The input:
..........

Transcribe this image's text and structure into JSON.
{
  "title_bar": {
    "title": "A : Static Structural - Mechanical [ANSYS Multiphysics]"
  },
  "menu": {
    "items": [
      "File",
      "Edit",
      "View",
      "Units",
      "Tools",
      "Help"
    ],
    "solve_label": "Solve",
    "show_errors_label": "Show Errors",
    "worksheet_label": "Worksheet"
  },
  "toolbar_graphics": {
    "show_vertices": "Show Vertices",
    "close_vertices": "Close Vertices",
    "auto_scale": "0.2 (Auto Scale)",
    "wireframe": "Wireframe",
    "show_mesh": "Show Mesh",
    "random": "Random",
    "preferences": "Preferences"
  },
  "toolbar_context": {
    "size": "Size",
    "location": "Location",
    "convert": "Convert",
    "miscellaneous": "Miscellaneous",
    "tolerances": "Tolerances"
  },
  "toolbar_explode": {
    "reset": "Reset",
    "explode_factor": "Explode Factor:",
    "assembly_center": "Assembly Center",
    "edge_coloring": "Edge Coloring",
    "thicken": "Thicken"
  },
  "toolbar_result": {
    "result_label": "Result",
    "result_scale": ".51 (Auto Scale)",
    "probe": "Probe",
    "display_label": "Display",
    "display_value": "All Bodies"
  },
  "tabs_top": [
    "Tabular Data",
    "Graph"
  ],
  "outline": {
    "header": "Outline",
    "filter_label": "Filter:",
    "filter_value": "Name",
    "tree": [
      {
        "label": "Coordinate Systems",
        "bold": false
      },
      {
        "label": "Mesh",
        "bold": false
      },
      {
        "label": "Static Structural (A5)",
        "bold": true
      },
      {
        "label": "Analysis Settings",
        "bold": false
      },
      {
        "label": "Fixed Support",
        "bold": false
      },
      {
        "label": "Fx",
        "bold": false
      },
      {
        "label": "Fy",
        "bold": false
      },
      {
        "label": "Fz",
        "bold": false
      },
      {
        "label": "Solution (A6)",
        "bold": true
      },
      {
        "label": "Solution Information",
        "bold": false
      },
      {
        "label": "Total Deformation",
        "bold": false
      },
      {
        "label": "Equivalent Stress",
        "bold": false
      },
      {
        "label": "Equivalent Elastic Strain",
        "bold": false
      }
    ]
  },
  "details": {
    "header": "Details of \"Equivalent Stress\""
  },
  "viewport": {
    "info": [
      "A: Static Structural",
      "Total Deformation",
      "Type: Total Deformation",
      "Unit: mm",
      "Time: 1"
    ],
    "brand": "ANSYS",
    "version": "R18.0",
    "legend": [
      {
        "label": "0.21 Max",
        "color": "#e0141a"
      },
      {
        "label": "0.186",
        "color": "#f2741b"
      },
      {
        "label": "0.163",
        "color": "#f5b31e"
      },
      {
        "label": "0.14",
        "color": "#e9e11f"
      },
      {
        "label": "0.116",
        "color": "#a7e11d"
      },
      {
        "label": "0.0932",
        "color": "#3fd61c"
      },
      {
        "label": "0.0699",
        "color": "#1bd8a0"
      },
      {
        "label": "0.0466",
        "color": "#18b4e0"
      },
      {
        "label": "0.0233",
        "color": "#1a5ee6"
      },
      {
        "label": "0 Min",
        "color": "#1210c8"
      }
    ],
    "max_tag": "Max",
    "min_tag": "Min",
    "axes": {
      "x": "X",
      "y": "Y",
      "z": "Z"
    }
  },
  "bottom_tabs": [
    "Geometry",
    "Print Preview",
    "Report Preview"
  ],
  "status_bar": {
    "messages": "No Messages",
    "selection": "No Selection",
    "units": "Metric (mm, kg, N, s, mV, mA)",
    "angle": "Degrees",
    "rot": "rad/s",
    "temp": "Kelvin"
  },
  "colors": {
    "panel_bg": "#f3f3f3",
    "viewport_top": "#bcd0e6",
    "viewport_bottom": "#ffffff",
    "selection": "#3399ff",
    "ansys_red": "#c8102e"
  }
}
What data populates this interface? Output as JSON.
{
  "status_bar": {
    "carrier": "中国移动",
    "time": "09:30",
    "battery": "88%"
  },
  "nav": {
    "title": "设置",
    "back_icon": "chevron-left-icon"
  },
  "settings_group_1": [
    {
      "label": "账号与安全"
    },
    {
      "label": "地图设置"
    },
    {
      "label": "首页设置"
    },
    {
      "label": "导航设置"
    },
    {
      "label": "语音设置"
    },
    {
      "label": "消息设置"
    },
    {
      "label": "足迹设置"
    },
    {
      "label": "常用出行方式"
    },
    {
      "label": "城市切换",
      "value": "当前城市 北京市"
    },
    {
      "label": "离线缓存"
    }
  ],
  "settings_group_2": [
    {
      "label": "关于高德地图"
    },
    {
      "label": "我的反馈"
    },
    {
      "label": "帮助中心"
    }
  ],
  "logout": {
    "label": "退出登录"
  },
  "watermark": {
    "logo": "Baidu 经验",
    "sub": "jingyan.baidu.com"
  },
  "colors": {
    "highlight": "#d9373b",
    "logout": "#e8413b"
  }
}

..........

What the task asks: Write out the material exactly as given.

Response:
Transcribe this image's text and structure into JSON.
{
  "title_bar": {
    "title": "A : Static Structural - Mechanical [ANSYS Multiphysics]"
  },
  "menu": {
    "items": [
      "File",
      "Edit",
      "View",
      "Units",
      "Tools",
      "Help"
    ],
    "solve_label": "Solve",
    "show_errors_label": "Show Errors",
    "worksheet_label": "Worksheet"
  },
  "toolbar_graphics": {
    "show_vertices": "Show Vertices",
    "close_vertices": "Close Vertices",
    "auto_scale": "0.2 (Auto Scale)",
    "wireframe": "Wireframe",
    "show_mesh": "Show Mesh",
    "random": "Random",
    "preferences": "Preferences"
  },
  "toolbar_context": {
    "size": "Size",
    "location": "Location",
    "convert": "Convert",
    "miscellaneous": "Miscellaneous",
    "tolerances": "Tolerances"
  },
  "toolbar_explode": {
    "reset": "Reset",
    "explode_factor": "Explode Factor:",
    "assembly_center": "Assembly Center",
    "edge_coloring": "Edge Coloring",
    "thicken": "Thicken"
  },
  "toolbar_result": {
    "result_label": "Result",
    "result_scale": ".51 (Auto Scale)",
    "probe": "Probe",
    "display_label": "Display",
    "display_value": "All Bodies"
  },
  "tabs_top": [
    "Tabular Data",
    "Graph"
  ],
  "outline": {
    "header": "Outline",
    "filter_label": "Filter:",
    "filter_value": "Name",
    "tree": [
      {
        "label": "Coordinate Systems",
        "bold": false
      },
      {
        "label": "Mesh",
        "bold": false
      },
      {
        "label": "Static Structural (A5)",
        "bold": true
      },
      {
        "label": "Analysis Settings",
        "bold": false
      },
      {
        "label": "Fixed Support",
        "bold": false
      },
      {
        "label": "Fx",
        "bold": false
      },
      {
        "label": "Fy",
        "bold": false
      },
      {
        "label": "Fz",
        "bold": false
      },
      {
        "label": "Solution (A6)",
        "bold": true
      },
      {
        "label": "Solution Information",
        "bold": false
      },
      {
        "label": "Total Deformation",
        "bold": false
      },
      {
        "label": "Equivalent Stress",
        "bold": false
      },
      {
        "label": "Equivalent Elastic Strain",
        "bold": false
      }
    ]
  },
  "details": {
    "header": "Details of \"Equivalent Stress\""
  },
  "viewport": {
    "info": [
      "A: Static Structural",
      "Total Deformation",
      "Type: Total Deformation",
      "Unit: mm",
      "Time: 1"
    ],
    "brand": "ANSYS",
    "version": "R18.0",
    "legend": [
      {
        "label": "0.21 Max",
        "color": "#e0141a"
      },
      {
        "label": "0.186",
        "color": "#f2741b"
      },
      {
        "label": "0.163",
        "color": "#f5b31e"
      },
      {
        "label": "0.14",
        "color": "#e9e11f"
      },
      {
        "label": "0.116",
        "color": "#a7e11d"
      },
      {
        "label": "0.0932",
        "color": "#3fd61c"
      },
      {
        "label": "0.0699",
        "color": "#1bd8a0"
      },
      {
        "label": "0.0466",
        "color": "#18b4e0"
      },
      {
        "label": "0.0233",
        "color": "#1a5ee6"
      },
      {
        "label": "0 Min",
        "color": "#1210c8"
      }
    ],
    "max_tag": "Max",
    "min_tag": "Min",
    "axes": {
      "x": "X",
      "y": "Y",
      "z": "Z"
    }
  },
  "bottom_tabs": [
    "Geometry",
    "Print Preview",
    "Report Preview"
  ],
  "status_bar": {
    "messages": "No Messages",
    "selection": "No Selection",
    "units": "Metric (mm, kg, N, s, mV, mA)",
    "angle": "Degrees",
    "rot": "rad/s",
    "temp": "Kelvin"
  },
  "colors": {
    "panel_bg": "#f3f3f3",
    "viewport_top": "#bcd0e6",
    "viewport_bottom": "#ffffff",
    "selection": "#3399ff",
    "ansys_red": "#c8102e"
  }
}
What data populates this interface? Output as JSON.
{
  "status_bar": {
    "carrier": "中国移动",
    "time": "09:30",
    "battery": "88%"
  },
  "nav": {
    "title": "设置",
    "back_icon": "chevron-left-icon"
  },
  "settings_group_1": [
    {
      "label": "账号与安全"
    },
    {
      "label": "地图设置"
    },
    {
      "label": "首页设置"
    },
    {
      "label": "导航设置"
    },
    {
      "label": "语音设置"
    },
    {
      "label": "消息设置"
    },
    {
      "label": "足迹设置"
    },
    {
      "label": "常用出行方式"
    },
    {
      "label": "城市切换",
      "value": "当前城市 北京市"
    },
    {
      "label": "离线缓存"
    }
  ],
  "settings_group_2": [
    {
      "label": "关于高德地图"
    },
    {
      "label": "我的反馈"
    },
    {
      "label": "帮助中心"
    }
  ],
  "logout": {
    "label": "退出登录"
  },
  "watermark": {
    "logo": "Baidu 经验",
    "sub": "jingyan.baidu.com"
  },
  "colors": {
    "highlight": "#d9373b",
    "logout": "#e8413b"
  }
}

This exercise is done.